Clients turn to Johan when they need cutting-edge competition and regulatory advice. He has been advising some of the world’s leading companies for over 30 years on their most complex competition issues. Johan is “an exceptional lawyer who is solution-oriented, has a remarkable ability to rapidly understand our business and has excellent reactivity.” (Chambers Global) Johan “attracts considerable praise for his reliable practice, as well as his great energy and insight into cartel proceedings.” (Who’s Who Legal)

Johan represents clients from around the world in dealings with competition authorities as well as in court litigation. He has in-depth knowledge of regulatory procedures and best practices as well as longstanding relationships with key regulators, in particular at the European Commission. He has also an active advisory practice covering a range of areas of interest to corporates, including the interplay between ESG goals and competition law, the impact of competition law enforcement on digital markets and broad strategic compliance issues.

Johan’s experience spans many industry sectors, with recent experience in telecoms and information technology, media, healthcare, consumer goods, retail, energy and transport. He has advised on several of the most major merger investigations in recent years. In addition, he has represented clients in many conduct investigations.

Johan’s practice also has a strong focus on global and European cartel investigations. He has acted for the immunity applicants in the bitumen and marine hose cartels, and acted for defendants in alleged cartels in financial services, consumer goods, pharmaceuticals, chemicals, consumer electronics and price benchmarking in the oil sector. He has acted for the European Payments Council in the first European Commission investigation into standardisation agreements in the e-payments sector. Johan has written and lectured extensively on international cartel and leniency-related issues. He co-authors the loose-leaf European Cartel Digest and lectures on cartel law and economics at the Brussels School of Competition.

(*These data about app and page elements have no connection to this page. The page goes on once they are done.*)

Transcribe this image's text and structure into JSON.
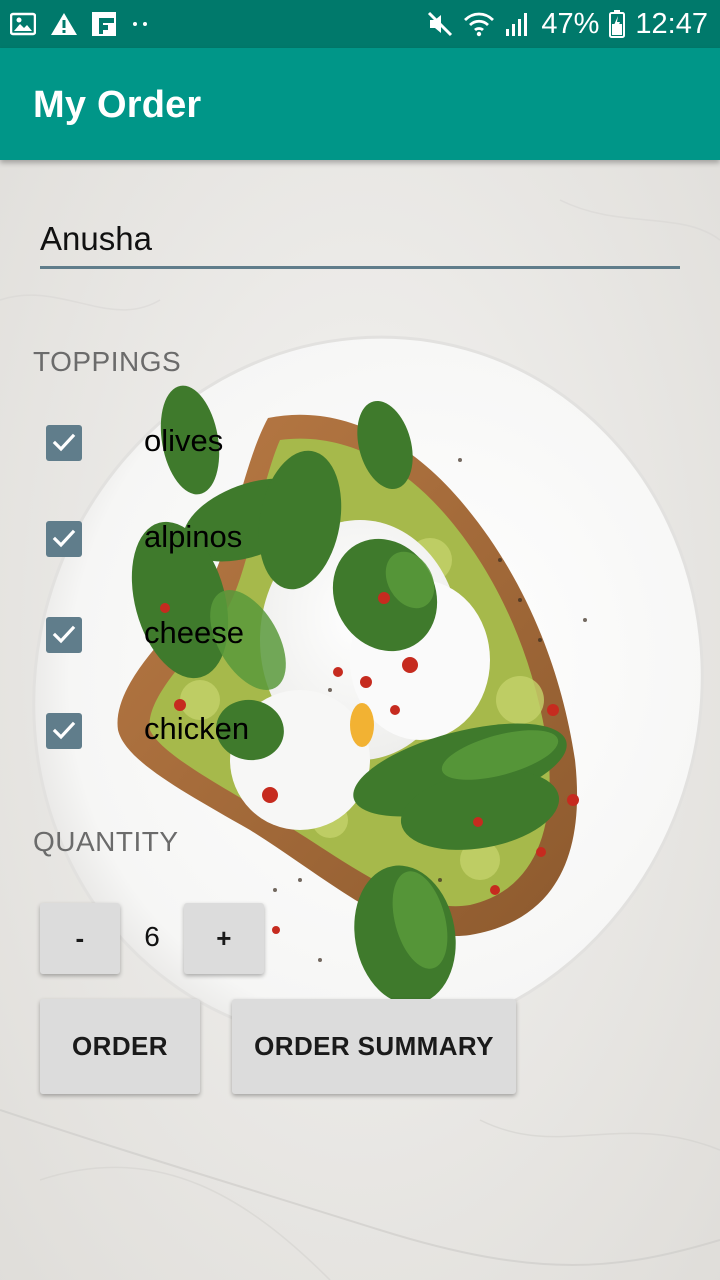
{
  "status_bar": {
    "battery_percent": "47%",
    "time": "12:47",
    "icons": [
      "image-icon",
      "warning-icon",
      "flipboard-icon",
      "more-dots-icon",
      "mute-icon",
      "wifi-icon",
      "signal-icon",
      "battery-icon"
    ]
  },
  "app_bar": {
    "title": "My Order",
    "color": "#009688",
    "status_color": "#00796b"
  },
  "form": {
    "name_value": "Anusha",
    "toppings_label": "TOPPINGS",
    "toppings": [
      {
        "label": "olives",
        "checked": true
      },
      {
        "label": "alpinos",
        "checked": true
      },
      {
        "label": "cheese",
        "checked": true
      },
      {
        "label": "chicken",
        "checked": true
      }
    ],
    "quantity_label": "QUANTITY",
    "quantity_value": "6",
    "decrement_label": "-",
    "increment_label": "+",
    "order_button": "ORDER",
    "summary_button": "ORDER SUMMARY",
    "accent_color": "#607d8b"
  },
  "background": {
    "description_icon": "food-plate-background"
  }
}
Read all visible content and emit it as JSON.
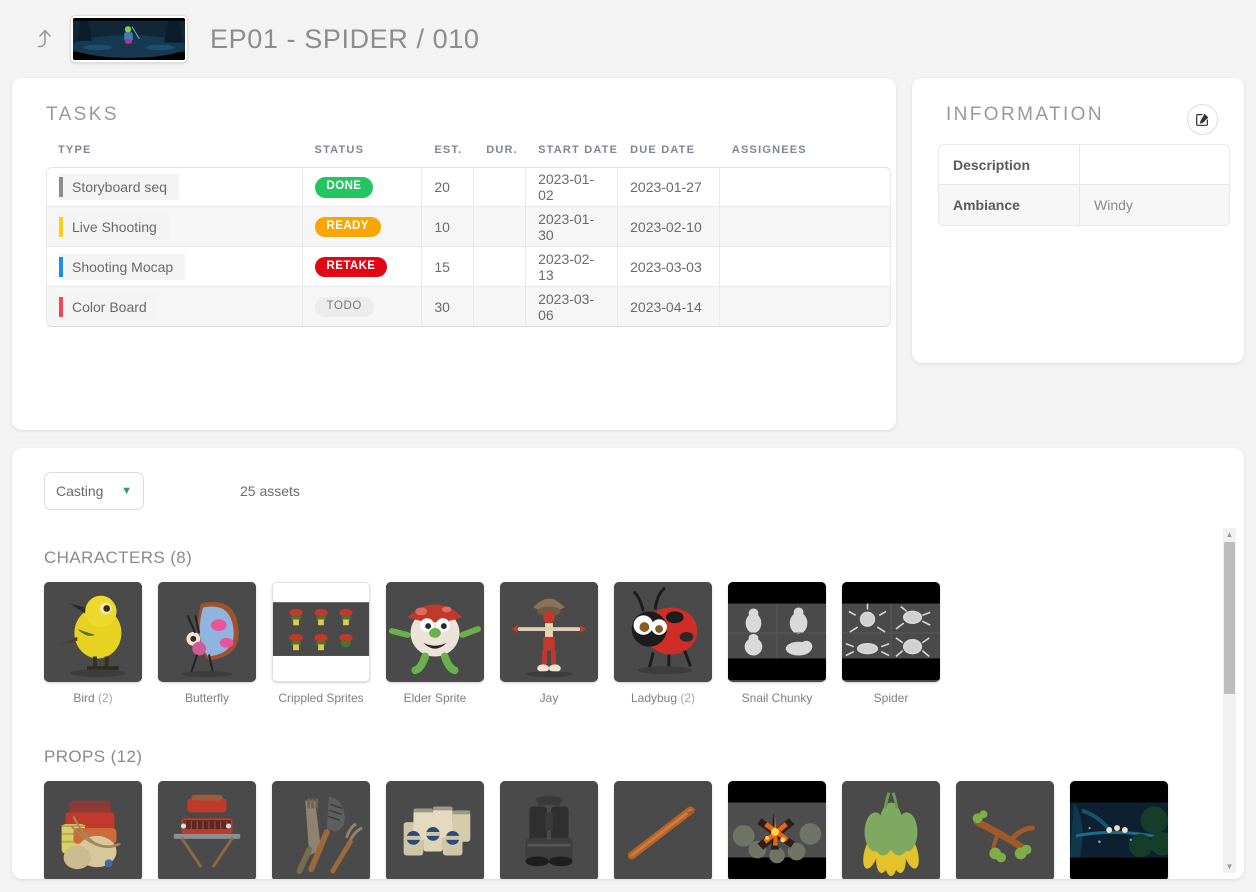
{
  "header": {
    "back_icon": "level-up-arrow-icon",
    "thumbnail_alt": "shot-preview-thumbnail",
    "title": "EP01 - SPIDER / 010"
  },
  "tasks_panel": {
    "title": "TASKS",
    "columns": [
      "TYPE",
      "STATUS",
      "EST.",
      "DUR.",
      "START DATE",
      "DUE DATE",
      "ASSIGNEES"
    ],
    "rows": [
      {
        "type": "Storyboard seq",
        "type_color": "#8c8c8c",
        "status": "DONE",
        "status_color": "#22c55e",
        "est": "20",
        "dur": "",
        "start_date": "2023-01-02",
        "due_date": "2023-01-27",
        "assignees": ""
      },
      {
        "type": "Live Shooting",
        "type_color": "#f7d117",
        "status": "READY",
        "status_color": "#f9a602",
        "est": "10",
        "dur": "",
        "start_date": "2023-01-30",
        "due_date": "2023-02-10",
        "assignees": ""
      },
      {
        "type": "Shooting Mocap",
        "type_color": "#1e90e8",
        "status": "RETAKE",
        "status_color": "#e30613",
        "est": "15",
        "dur": "",
        "start_date": "2023-02-13",
        "due_date": "2023-03-03",
        "assignees": ""
      },
      {
        "type": "Color Board",
        "type_color": "#f4455b",
        "status": "TODO",
        "status_color": "#ececec",
        "est": "30",
        "dur": "",
        "start_date": "2023-03-06",
        "due_date": "2023-04-14",
        "assignees": ""
      }
    ]
  },
  "information_panel": {
    "title": "INFORMATION",
    "edit_icon": "edit-pencil-square-icon",
    "fields": [
      {
        "label": "Description",
        "value": ""
      },
      {
        "label": "Ambiance",
        "value": "Windy"
      }
    ]
  },
  "casting_panel": {
    "filter_select": {
      "value": "Casting",
      "chevron_icon": "chevron-down-icon"
    },
    "asset_count": "25 assets",
    "groups": [
      {
        "title": "CHARACTERS (8)",
        "assets": [
          {
            "name": "Bird",
            "count": "(2)",
            "style": "bird"
          },
          {
            "name": "Butterfly",
            "count": "",
            "style": "butterfly"
          },
          {
            "name": "Crippled Sprites",
            "count": "",
            "style": "sprites"
          },
          {
            "name": "Elder Sprite",
            "count": "",
            "style": "elder"
          },
          {
            "name": "Jay",
            "count": "",
            "style": "jay"
          },
          {
            "name": "Ladybug",
            "count": "(2)",
            "style": "ladybug"
          },
          {
            "name": "Snail Chunky",
            "count": "",
            "style": "snail"
          },
          {
            "name": "Spider",
            "count": "",
            "style": "spider"
          }
        ]
      },
      {
        "title": "PROPS (12)",
        "assets": [
          {
            "name": "",
            "count": "",
            "style": "pack"
          },
          {
            "name": "",
            "count": "",
            "style": "grill"
          },
          {
            "name": "",
            "count": "",
            "style": "tools"
          },
          {
            "name": "",
            "count": "",
            "style": "cans"
          },
          {
            "name": "",
            "count": "",
            "style": "binocular"
          },
          {
            "name": "",
            "count": "",
            "style": "stick"
          },
          {
            "name": "",
            "count": "",
            "style": "campfire"
          },
          {
            "name": "",
            "count": "",
            "style": "flower"
          },
          {
            "name": "",
            "count": "",
            "style": "branch"
          },
          {
            "name": "",
            "count": "",
            "style": "forest"
          }
        ]
      }
    ],
    "scrollbar": {
      "up_icon": "triangle-up-icon",
      "down_icon": "triangle-down-icon"
    }
  }
}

Johan is also one of the leading experts on EU State aid issues, working both for beneficiaries and governments. He has advised a number of leading banks and governments, as well as represented major European airlines. From the cases that can be publicly disclosed, he has been involved in the Fortis, KBC, Dexia, Arco, Citadele, airBaltic and Riga Airport State aid cases.